Stored items
# # # #
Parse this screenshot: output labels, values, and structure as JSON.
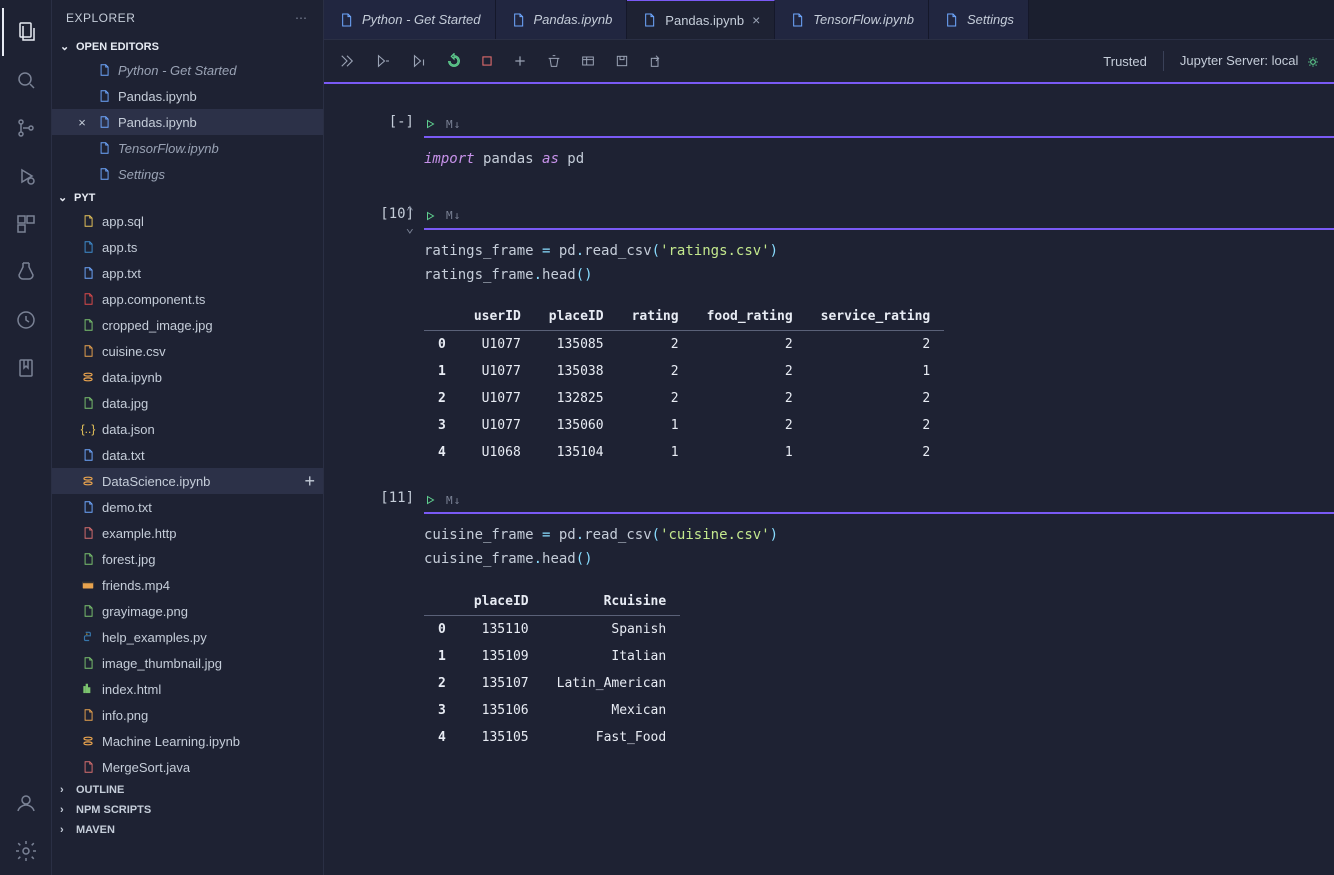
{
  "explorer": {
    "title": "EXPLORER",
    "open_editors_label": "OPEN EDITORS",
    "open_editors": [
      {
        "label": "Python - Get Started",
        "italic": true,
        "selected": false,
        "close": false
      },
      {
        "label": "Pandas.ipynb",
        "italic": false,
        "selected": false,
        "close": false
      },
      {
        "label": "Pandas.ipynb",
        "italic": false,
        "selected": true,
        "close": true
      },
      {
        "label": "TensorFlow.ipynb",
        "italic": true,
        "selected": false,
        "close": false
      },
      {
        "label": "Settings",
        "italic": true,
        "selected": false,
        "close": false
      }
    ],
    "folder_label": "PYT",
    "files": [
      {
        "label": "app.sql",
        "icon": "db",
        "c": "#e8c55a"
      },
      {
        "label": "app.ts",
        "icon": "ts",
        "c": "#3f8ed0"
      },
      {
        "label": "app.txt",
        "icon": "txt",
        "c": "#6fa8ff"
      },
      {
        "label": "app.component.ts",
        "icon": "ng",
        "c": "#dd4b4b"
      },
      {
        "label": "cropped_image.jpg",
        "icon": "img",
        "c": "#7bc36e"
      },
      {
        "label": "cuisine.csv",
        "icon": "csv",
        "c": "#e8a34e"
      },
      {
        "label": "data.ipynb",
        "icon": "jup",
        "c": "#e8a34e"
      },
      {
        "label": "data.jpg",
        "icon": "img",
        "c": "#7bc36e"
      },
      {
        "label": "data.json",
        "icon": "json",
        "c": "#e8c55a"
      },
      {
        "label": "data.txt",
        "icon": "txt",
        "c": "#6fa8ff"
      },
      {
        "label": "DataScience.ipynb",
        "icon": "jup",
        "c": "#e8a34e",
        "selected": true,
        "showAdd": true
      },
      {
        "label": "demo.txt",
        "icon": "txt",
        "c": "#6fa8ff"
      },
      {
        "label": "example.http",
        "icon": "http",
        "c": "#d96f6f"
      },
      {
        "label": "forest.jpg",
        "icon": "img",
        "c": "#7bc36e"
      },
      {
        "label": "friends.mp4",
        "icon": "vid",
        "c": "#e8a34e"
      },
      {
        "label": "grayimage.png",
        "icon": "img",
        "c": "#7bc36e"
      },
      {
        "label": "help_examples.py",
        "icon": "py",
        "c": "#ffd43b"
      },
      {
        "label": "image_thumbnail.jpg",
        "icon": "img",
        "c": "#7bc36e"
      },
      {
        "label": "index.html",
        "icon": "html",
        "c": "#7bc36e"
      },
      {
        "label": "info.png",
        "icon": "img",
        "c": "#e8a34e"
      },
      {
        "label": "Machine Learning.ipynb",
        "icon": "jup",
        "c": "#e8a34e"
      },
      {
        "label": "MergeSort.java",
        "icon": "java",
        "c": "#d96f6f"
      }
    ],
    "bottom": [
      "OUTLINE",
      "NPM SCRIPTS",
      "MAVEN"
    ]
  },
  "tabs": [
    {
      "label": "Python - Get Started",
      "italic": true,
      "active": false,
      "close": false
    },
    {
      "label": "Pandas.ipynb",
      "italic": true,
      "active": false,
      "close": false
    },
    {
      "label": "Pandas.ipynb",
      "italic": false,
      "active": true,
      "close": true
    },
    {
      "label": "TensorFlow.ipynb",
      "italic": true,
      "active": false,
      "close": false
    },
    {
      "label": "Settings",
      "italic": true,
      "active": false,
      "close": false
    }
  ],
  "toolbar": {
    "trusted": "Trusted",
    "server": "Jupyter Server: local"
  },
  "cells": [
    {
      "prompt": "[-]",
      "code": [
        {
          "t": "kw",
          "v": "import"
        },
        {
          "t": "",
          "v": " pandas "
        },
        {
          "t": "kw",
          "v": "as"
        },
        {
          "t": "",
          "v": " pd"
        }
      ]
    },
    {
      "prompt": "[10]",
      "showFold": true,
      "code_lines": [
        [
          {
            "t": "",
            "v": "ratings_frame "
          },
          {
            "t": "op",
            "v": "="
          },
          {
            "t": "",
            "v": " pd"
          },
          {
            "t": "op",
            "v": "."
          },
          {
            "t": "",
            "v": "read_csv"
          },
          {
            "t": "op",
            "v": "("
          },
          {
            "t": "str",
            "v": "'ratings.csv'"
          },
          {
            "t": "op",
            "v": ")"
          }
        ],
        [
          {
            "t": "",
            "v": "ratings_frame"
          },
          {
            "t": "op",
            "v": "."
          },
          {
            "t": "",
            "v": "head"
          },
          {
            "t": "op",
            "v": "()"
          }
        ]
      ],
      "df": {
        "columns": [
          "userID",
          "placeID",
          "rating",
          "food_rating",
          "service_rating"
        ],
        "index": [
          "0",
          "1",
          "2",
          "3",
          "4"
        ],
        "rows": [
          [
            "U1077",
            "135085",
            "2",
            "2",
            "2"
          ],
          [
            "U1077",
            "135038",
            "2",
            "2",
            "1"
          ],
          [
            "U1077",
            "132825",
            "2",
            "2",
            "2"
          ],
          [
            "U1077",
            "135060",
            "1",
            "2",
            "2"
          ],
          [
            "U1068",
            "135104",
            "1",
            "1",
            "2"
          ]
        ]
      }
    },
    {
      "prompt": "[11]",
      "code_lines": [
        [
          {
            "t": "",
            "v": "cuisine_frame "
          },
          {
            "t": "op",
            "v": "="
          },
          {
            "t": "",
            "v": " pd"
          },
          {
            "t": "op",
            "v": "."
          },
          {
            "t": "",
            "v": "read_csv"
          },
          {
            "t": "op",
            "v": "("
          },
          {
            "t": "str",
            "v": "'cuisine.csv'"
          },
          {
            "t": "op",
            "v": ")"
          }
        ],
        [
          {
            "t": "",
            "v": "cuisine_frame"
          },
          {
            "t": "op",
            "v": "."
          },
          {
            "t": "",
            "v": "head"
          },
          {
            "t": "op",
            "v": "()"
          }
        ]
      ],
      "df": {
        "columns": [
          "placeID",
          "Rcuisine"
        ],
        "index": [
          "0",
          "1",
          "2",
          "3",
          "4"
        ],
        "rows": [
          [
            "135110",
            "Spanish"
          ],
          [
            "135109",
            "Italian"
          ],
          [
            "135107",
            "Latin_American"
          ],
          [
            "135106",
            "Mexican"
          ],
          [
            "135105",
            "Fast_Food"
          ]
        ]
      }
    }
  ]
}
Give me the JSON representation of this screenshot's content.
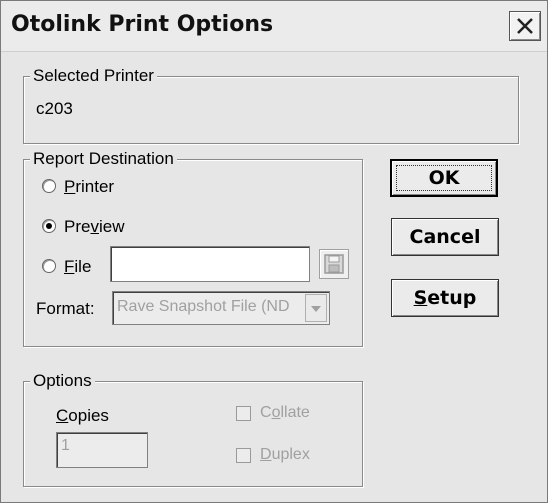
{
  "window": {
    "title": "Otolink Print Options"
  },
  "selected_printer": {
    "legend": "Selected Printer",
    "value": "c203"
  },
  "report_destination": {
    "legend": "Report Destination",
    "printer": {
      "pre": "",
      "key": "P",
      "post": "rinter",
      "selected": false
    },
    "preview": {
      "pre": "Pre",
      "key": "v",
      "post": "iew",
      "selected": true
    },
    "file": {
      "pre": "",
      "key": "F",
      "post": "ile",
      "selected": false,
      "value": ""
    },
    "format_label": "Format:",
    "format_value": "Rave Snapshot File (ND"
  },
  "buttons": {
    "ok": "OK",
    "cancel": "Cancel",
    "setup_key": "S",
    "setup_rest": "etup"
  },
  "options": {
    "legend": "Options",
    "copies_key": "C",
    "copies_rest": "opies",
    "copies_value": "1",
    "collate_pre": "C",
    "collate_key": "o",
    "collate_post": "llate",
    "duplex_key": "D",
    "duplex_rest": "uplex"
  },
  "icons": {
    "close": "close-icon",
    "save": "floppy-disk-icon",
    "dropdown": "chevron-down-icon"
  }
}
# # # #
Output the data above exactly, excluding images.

Parse this screenshot: output labels, values, and structure as JSON.
{
  "explorer": {
    "title": "EXPLORER",
    "open_editors_label": "OPEN EDITORS",
    "open_editors": [
      {
        "label": "Python - Get Started",
        "italic": true,
        "selected": false,
        "close": false
      },
      {
        "label": "Pandas.ipynb",
        "italic": false,
        "selected": false,
        "close": false
      },
      {
        "label": "Pandas.ipynb",
        "italic": false,
        "selected": true,
        "close": true
      },
      {
        "label": "TensorFlow.ipynb",
        "italic": true,
        "selected": false,
        "close": false
      },
      {
        "label": "Settings",
        "italic": true,
        "selected": false,
        "close": false
      }
    ],
    "folder_label": "PYT",
    "files": [
      {
        "label": "app.sql",
        "icon": "db",
        "c": "#e8c55a"
      },
      {
        "label": "app.ts",
        "icon": "ts",
        "c": "#3f8ed0"
      },
      {
        "label": "app.txt",
        "icon": "txt",
        "c": "#6fa8ff"
      },
      {
        "label": "app.component.ts",
        "icon": "ng",
        "c": "#dd4b4b"
      },
      {
        "label": "cropped_image.jpg",
        "icon": "img",
        "c": "#7bc36e"
      },
      {
        "label": "cuisine.csv",
        "icon": "csv",
        "c": "#e8a34e"
      },
      {
        "label": "data.ipynb",
        "icon": "jup",
        "c": "#e8a34e"
      },
      {
        "label": "data.jpg",
        "icon": "img",
        "c": "#7bc36e"
      },
      {
        "label": "data.json",
        "icon": "json",
        "c": "#e8c55a"
      },
      {
        "label": "data.txt",
        "icon": "txt",
        "c": "#6fa8ff"
      },
      {
        "label": "DataScience.ipynb",
        "icon": "jup",
        "c": "#e8a34e",
        "selected": true,
        "showAdd": true
      },
      {
        "label": "demo.txt",
        "icon": "txt",
        "c": "#6fa8ff"
      },
      {
        "label": "example.http",
        "icon": "http",
        "c": "#d96f6f"
      },
      {
        "label": "forest.jpg",
        "icon": "img",
        "c": "#7bc36e"
      },
      {
        "label": "friends.mp4",
        "icon": "vid",
        "c": "#e8a34e"
      },
      {
        "label": "grayimage.png",
        "icon": "img",
        "c": "#7bc36e"
      },
      {
        "label": "help_examples.py",
        "icon": "py",
        "c": "#ffd43b"
      },
      {
        "label": "image_thumbnail.jpg",
        "icon": "img",
        "c": "#7bc36e"
      },
      {
        "label": "index.html",
        "icon": "html",
        "c": "#7bc36e"
      },
      {
        "label": "info.png",
        "icon": "img",
        "c": "#e8a34e"
      },
      {
        "label": "Machine Learning.ipynb",
        "icon": "jup",
        "c": "#e8a34e"
      },
      {
        "label": "MergeSort.java",
        "icon": "java",
        "c": "#d96f6f"
      }
    ],
    "bottom": [
      "OUTLINE",
      "NPM SCRIPTS",
      "MAVEN"
    ]
  },
  "tabs": [
    {
      "label": "Python - Get Started",
      "italic": true,
      "active": false,
      "close": false
    },
    {
      "label": "Pandas.ipynb",
      "italic": true,
      "active": false,
      "close": false
    },
    {
      "label": "Pandas.ipynb",
      "italic": false,
      "active": true,
      "close": true
    },
    {
      "label": "TensorFlow.ipynb",
      "italic": true,
      "active": false,
      "close": false
    },
    {
      "label": "Settings",
      "italic": true,
      "active": false,
      "close": false
    }
  ],
  "toolbar": {
    "trusted": "Trusted",
    "server": "Jupyter Server: local"
  },
  "cells": [
    {
      "prompt": "[-]",
      "code": [
        {
          "t": "kw",
          "v": "import"
        },
        {
          "t": "",
          "v": " pandas "
        },
        {
          "t": "kw",
          "v": "as"
        },
        {
          "t": "",
          "v": " pd"
        }
      ]
    },
    {
      "prompt": "[10]",
      "showFold": true,
      "code_lines": [
        [
          {
            "t": "",
            "v": "ratings_frame "
          },
          {
            "t": "op",
            "v": "="
          },
          {
            "t": "",
            "v": " pd"
          },
          {
            "t": "op",
            "v": "."
          },
          {
            "t": "",
            "v": "read_csv"
          },
          {
            "t": "op",
            "v": "("
          },
          {
            "t": "str",
            "v": "'ratings.csv'"
          },
          {
            "t": "op",
            "v": ")"
          }
        ],
        [
          {
            "t": "",
            "v": "ratings_frame"
          },
          {
            "t": "op",
            "v": "."
          },
          {
            "t": "",
            "v": "head"
          },
          {
            "t": "op",
            "v": "()"
          }
        ]
      ],
      "df": {
        "columns": [
          "userID",
          "placeID",
          "rating",
          "food_rating",
          "service_rating"
        ],
        "index": [
          "0",
          "1",
          "2",
          "3",
          "4"
        ],
        "rows": [
          [
            "U1077",
            "135085",
            "2",
            "2",
            "2"
          ],
          [
            "U1077",
            "135038",
            "2",
            "2",
            "1"
          ],
          [
            "U1077",
            "132825",
            "2",
            "2",
            "2"
          ],
          [
            "U1077",
            "135060",
            "1",
            "2",
            "2"
          ],
          [
            "U1068",
            "135104",
            "1",
            "1",
            "2"
          ]
        ]
      }
    },
    {
      "prompt": "[11]",
      "code_lines": [
        [
          {
            "t": "",
            "v": "cuisine_frame "
          },
          {
            "t": "op",
            "v": "="
          },
          {
            "t": "",
            "v": " pd"
          },
          {
            "t": "op",
            "v": "."
          },
          {
            "t": "",
            "v": "read_csv"
          },
          {
            "t": "op",
            "v": "("
          },
          {
            "t": "str",
            "v": "'cuisine.csv'"
          },
          {
            "t": "op",
            "v": ")"
          }
        ],
        [
          {
            "t": "",
            "v": "cuisine_frame"
          },
          {
            "t": "op",
            "v": "."
          },
          {
            "t": "",
            "v": "head"
          },
          {
            "t": "op",
            "v": "()"
          }
        ]
      ],
      "df": {
        "columns": [
          "placeID",
          "Rcuisine"
        ],
        "index": [
          "0",
          "1",
          "2",
          "3",
          "4"
        ],
        "rows": [
          [
            "135110",
            "Spanish"
          ],
          [
            "135109",
            "Italian"
          ],
          [
            "135107",
            "Latin_American"
          ],
          [
            "135106",
            "Mexican"
          ],
          [
            "135105",
            "Fast_Food"
          ]
        ]
      }
    }
  ]
}
Give me the JSON representation of this screenshot's content.
{
  "window": {
    "title": "Otolink Print Options"
  },
  "selected_printer": {
    "legend": "Selected Printer",
    "value": "c203"
  },
  "report_destination": {
    "legend": "Report Destination",
    "printer": {
      "pre": "",
      "key": "P",
      "post": "rinter",
      "selected": false
    },
    "preview": {
      "pre": "Pre",
      "key": "v",
      "post": "iew",
      "selected": true
    },
    "file": {
      "pre": "",
      "key": "F",
      "post": "ile",
      "selected": false,
      "value": ""
    },
    "format_label": "Format:",
    "format_value": "Rave Snapshot File (ND"
  },
  "buttons": {
    "ok": "OK",
    "cancel": "Cancel",
    "setup_key": "S",
    "setup_rest": "etup"
  },
  "options": {
    "legend": "Options",
    "copies_key": "C",
    "copies_rest": "opies",
    "copies_value": "1",
    "collate_pre": "C",
    "collate_key": "o",
    "collate_post": "llate",
    "duplex_key": "D",
    "duplex_rest": "uplex"
  },
  "icons": {
    "close": "close-icon",
    "save": "floppy-disk-icon",
    "dropdown": "chevron-down-icon"
  }
}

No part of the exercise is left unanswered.